> _Your assignment_:
Exact reproduction of every entry is required.

*** Data to examine ***

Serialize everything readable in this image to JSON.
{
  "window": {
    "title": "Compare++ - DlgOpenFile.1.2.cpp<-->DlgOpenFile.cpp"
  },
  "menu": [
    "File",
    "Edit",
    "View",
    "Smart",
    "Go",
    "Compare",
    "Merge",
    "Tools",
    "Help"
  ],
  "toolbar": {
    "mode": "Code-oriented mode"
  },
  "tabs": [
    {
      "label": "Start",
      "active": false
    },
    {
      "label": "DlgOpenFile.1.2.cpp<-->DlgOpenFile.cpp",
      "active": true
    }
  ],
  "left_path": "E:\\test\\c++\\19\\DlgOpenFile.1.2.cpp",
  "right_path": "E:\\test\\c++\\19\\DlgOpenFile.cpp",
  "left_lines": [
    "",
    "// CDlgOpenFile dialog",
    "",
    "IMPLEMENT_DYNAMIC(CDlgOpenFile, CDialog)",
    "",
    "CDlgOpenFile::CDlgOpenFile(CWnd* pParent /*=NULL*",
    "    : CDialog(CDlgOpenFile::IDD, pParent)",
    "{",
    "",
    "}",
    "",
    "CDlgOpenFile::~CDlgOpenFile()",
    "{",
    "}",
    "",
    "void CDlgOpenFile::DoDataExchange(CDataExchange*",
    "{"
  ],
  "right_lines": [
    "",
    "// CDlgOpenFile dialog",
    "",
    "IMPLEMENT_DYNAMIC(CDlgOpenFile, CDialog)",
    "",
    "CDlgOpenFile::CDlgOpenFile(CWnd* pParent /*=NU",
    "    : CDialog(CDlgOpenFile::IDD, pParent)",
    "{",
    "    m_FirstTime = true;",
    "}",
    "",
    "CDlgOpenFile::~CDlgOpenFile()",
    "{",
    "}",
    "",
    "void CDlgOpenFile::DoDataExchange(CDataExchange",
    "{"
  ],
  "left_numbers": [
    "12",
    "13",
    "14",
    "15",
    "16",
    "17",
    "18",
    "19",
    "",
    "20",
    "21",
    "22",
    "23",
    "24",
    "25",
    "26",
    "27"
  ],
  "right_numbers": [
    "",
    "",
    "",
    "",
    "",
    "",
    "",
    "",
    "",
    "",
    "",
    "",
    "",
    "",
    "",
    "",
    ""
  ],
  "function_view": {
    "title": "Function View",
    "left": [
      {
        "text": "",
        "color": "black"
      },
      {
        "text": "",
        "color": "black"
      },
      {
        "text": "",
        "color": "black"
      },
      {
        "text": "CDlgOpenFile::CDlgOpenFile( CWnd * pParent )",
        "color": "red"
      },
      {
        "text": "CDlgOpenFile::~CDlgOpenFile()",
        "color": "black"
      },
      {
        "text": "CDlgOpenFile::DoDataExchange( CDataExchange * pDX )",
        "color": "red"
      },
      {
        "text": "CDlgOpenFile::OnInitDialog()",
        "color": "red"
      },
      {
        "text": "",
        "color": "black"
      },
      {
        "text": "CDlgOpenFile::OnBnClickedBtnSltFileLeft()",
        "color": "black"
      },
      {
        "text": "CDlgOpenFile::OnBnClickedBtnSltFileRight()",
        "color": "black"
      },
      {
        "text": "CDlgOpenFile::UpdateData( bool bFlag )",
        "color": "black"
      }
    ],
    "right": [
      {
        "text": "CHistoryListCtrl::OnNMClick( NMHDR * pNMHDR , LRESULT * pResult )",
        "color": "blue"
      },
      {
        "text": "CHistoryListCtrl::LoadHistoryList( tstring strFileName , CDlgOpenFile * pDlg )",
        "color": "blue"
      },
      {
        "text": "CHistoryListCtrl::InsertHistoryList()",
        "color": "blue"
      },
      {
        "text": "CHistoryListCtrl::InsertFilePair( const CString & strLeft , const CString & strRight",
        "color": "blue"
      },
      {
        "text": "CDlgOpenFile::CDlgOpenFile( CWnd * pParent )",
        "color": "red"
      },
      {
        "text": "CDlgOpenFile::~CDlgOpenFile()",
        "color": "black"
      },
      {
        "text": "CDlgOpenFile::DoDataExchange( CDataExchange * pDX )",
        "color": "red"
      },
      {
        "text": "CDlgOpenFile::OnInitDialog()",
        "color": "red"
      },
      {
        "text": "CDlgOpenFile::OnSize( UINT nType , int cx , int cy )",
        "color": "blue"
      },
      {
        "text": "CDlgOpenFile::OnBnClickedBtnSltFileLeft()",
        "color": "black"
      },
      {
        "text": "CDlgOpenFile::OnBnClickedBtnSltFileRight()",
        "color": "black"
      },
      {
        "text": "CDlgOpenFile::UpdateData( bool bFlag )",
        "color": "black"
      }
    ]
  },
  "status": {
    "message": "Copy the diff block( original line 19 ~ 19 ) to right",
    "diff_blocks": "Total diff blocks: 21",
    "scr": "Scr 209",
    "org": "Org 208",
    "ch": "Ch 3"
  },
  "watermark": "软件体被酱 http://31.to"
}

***

> _The completed task_:
Serialize everything readable in this image to JSON.
{
  "window": {
    "title": "Compare++ - DlgOpenFile.1.2.cpp<-->DlgOpenFile.cpp"
  },
  "menu": [
    "File",
    "Edit",
    "View",
    "Smart",
    "Go",
    "Compare",
    "Merge",
    "Tools",
    "Help"
  ],
  "toolbar": {
    "mode": "Code-oriented mode"
  },
  "tabs": [
    {
      "label": "Start",
      "active": false
    },
    {
      "label": "DlgOpenFile.1.2.cpp<-->DlgOpenFile.cpp",
      "active": true
    }
  ],
  "left_path": "E:\\test\\c++\\19\\DlgOpenFile.1.2.cpp",
  "right_path": "E:\\test\\c++\\19\\DlgOpenFile.cpp",
  "left_lines": [
    "",
    "// CDlgOpenFile dialog",
    "",
    "IMPLEMENT_DYNAMIC(CDlgOpenFile, CDialog)",
    "",
    "CDlgOpenFile::CDlgOpenFile(CWnd* pParent /*=NULL*",
    "    : CDialog(CDlgOpenFile::IDD, pParent)",
    "{",
    "",
    "}",
    "",
    "CDlgOpenFile::~CDlgOpenFile()",
    "{",
    "}",
    "",
    "void CDlgOpenFile::DoDataExchange(CDataExchange*",
    "{"
  ],
  "right_lines": [
    "",
    "// CDlgOpenFile dialog",
    "",
    "IMPLEMENT_DYNAMIC(CDlgOpenFile, CDialog)",
    "",
    "CDlgOpenFile::CDlgOpenFile(CWnd* pParent /*=NU",
    "    : CDialog(CDlgOpenFile::IDD, pParent)",
    "{",
    "    m_FirstTime = true;",
    "}",
    "",
    "CDlgOpenFile::~CDlgOpenFile()",
    "{",
    "}",
    "",
    "void CDlgOpenFile::DoDataExchange(CDataExchange",
    "{"
  ],
  "left_numbers": [
    "12",
    "13",
    "14",
    "15",
    "16",
    "17",
    "18",
    "19",
    "",
    "20",
    "21",
    "22",
    "23",
    "24",
    "25",
    "26",
    "27"
  ],
  "right_numbers": [
    "",
    "",
    "",
    "",
    "",
    "",
    "",
    "",
    "",
    "",
    "",
    "",
    "",
    "",
    "",
    "",
    ""
  ],
  "function_view": {
    "title": "Function View",
    "left": [
      {
        "text": "",
        "color": "black"
      },
      {
        "text": "",
        "color": "black"
      },
      {
        "text": "",
        "color": "black"
      },
      {
        "text": "CDlgOpenFile::CDlgOpenFile( CWnd * pParent )",
        "color": "red"
      },
      {
        "text": "CDlgOpenFile::~CDlgOpenFile()",
        "color": "black"
      },
      {
        "text": "CDlgOpenFile::DoDataExchange( CDataExchange * pDX )",
        "color": "red"
      },
      {
        "text": "CDlgOpenFile::OnInitDialog()",
        "color": "red"
      },
      {
        "text": "",
        "color": "black"
      },
      {
        "text": "CDlgOpenFile::OnBnClickedBtnSltFileLeft()",
        "color": "black"
      },
      {
        "text": "CDlgOpenFile::OnBnClickedBtnSltFileRight()",
        "color": "black"
      },
      {
        "text": "CDlgOpenFile::UpdateData( bool bFlag )",
        "color": "black"
      }
    ],
    "right": [
      {
        "text": "CHistoryListCtrl::OnNMClick( NMHDR * pNMHDR , LRESULT * pResult )",
        "color": "blue"
      },
      {
        "text": "CHistoryListCtrl::LoadHistoryList( tstring strFileName , CDlgOpenFile * pDlg )",
        "color": "blue"
      },
      {
        "text": "CHistoryListCtrl::InsertHistoryList()",
        "color": "blue"
      },
      {
        "text": "CHistoryListCtrl::InsertFilePair( const CString & strLeft , const CString & strRight",
        "color": "blue"
      },
      {
        "text": "CDlgOpenFile::CDlgOpenFile( CWnd * pParent )",
        "color": "red"
      },
      {
        "text": "CDlgOpenFile::~CDlgOpenFile()",
        "color": "black"
      },
      {
        "text": "CDlgOpenFile::DoDataExchange( CDataExchange * pDX )",
        "color": "red"
      },
      {
        "text": "CDlgOpenFile::OnInitDialog()",
        "color": "red"
      },
      {
        "text": "CDlgOpenFile::OnSize( UINT nType , int cx , int cy )",
        "color": "blue"
      },
      {
        "text": "CDlgOpenFile::OnBnClickedBtnSltFileLeft()",
        "color": "black"
      },
      {
        "text": "CDlgOpenFile::OnBnClickedBtnSltFileRight()",
        "color": "black"
      },
      {
        "text": "CDlgOpenFile::UpdateData( bool bFlag )",
        "color": "black"
      }
    ]
  },
  "status": {
    "message": "Copy the diff block( original line 19 ~ 19 ) to right",
    "diff_blocks": "Total diff blocks: 21",
    "scr": "Scr 209",
    "org": "Org 208",
    "ch": "Ch 3"
  },
  "watermark": "软件体被酱 http://31.to"
}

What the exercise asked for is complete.